■ To do
Make an exact reproduction of all the data.

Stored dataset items
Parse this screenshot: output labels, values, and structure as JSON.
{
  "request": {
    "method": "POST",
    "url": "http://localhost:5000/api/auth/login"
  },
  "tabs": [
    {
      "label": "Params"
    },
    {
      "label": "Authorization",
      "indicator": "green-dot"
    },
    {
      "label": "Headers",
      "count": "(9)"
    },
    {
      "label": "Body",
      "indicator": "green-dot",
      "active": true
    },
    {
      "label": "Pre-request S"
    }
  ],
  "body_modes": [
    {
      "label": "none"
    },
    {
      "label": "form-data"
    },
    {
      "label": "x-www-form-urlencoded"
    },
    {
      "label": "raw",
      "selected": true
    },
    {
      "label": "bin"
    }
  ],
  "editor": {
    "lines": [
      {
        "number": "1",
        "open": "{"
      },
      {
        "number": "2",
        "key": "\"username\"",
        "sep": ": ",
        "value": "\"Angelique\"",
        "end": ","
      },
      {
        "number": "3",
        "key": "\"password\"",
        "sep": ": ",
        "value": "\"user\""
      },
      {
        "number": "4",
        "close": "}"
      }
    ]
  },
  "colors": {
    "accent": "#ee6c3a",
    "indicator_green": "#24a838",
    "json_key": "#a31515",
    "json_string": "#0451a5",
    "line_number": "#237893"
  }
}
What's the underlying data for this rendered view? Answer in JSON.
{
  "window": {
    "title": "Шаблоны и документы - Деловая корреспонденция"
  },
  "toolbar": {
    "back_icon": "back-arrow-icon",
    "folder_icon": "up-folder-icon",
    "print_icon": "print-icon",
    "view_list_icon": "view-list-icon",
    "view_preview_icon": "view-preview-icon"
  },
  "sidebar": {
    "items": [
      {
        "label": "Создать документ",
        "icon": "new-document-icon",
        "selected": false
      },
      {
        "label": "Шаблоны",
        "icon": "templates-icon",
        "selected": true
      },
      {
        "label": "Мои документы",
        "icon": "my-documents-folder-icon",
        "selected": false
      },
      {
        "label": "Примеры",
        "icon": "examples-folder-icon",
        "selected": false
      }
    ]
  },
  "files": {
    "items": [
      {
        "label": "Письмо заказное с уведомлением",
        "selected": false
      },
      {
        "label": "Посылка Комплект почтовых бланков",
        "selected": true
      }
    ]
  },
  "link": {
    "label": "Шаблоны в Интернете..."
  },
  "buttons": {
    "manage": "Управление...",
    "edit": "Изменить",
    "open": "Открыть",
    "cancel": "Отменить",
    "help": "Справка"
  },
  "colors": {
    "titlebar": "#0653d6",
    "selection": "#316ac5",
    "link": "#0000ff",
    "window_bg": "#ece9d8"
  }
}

■ Written response
Parse this screenshot: output labels, values, and structure as JSON.
{
  "request": {
    "method": "POST",
    "url": "http://localhost:5000/api/auth/login"
  },
  "tabs": [
    {
      "label": "Params"
    },
    {
      "label": "Authorization",
      "indicator": "green-dot"
    },
    {
      "label": "Headers",
      "count": "(9)"
    },
    {
      "label": "Body",
      "indicator": "green-dot",
      "active": true
    },
    {
      "label": "Pre-request S"
    }
  ],
  "body_modes": [
    {
      "label": "none"
    },
    {
      "label": "form-data"
    },
    {
      "label": "x-www-form-urlencoded"
    },
    {
      "label": "raw",
      "selected": true
    },
    {
      "label": "bin"
    }
  ],
  "editor": {
    "lines": [
      {
        "number": "1",
        "open": "{"
      },
      {
        "number": "2",
        "key": "\"username\"",
        "sep": ": ",
        "value": "\"Angelique\"",
        "end": ","
      },
      {
        "number": "3",
        "key": "\"password\"",
        "sep": ": ",
        "value": "\"user\""
      },
      {
        "number": "4",
        "close": "}"
      }
    ]
  },
  "colors": {
    "accent": "#ee6c3a",
    "indicator_green": "#24a838",
    "json_key": "#a31515",
    "json_string": "#0451a5",
    "line_number": "#237893"
  }
}
What's the underlying data for this rendered view? Answer in JSON.
{
  "window": {
    "title": "Шаблоны и документы - Деловая корреспонденция"
  },
  "toolbar": {
    "back_icon": "back-arrow-icon",
    "folder_icon": "up-folder-icon",
    "print_icon": "print-icon",
    "view_list_icon": "view-list-icon",
    "view_preview_icon": "view-preview-icon"
  },
  "sidebar": {
    "items": [
      {
        "label": "Создать документ",
        "icon": "new-document-icon",
        "selected": false
      },
      {
        "label": "Шаблоны",
        "icon": "templates-icon",
        "selected": true
      },
      {
        "label": "Мои документы",
        "icon": "my-documents-folder-icon",
        "selected": false
      },
      {
        "label": "Примеры",
        "icon": "examples-folder-icon",
        "selected": false
      }
    ]
  },
  "files": {
    "items": [
      {
        "label": "Письмо заказное с уведомлением",
        "selected": false
      },
      {
        "label": "Посылка Комплект почтовых бланков",
        "selected": true
      }
    ]
  },
  "link": {
    "label": "Шаблоны в Интернете..."
  },
  "buttons": {
    "manage": "Управление...",
    "edit": "Изменить",
    "open": "Открыть",
    "cancel": "Отменить",
    "help": "Справка"
  },
  "colors": {
    "titlebar": "#0653d6",
    "selection": "#316ac5",
    "link": "#0000ff",
    "window_bg": "#ece9d8"
  }
}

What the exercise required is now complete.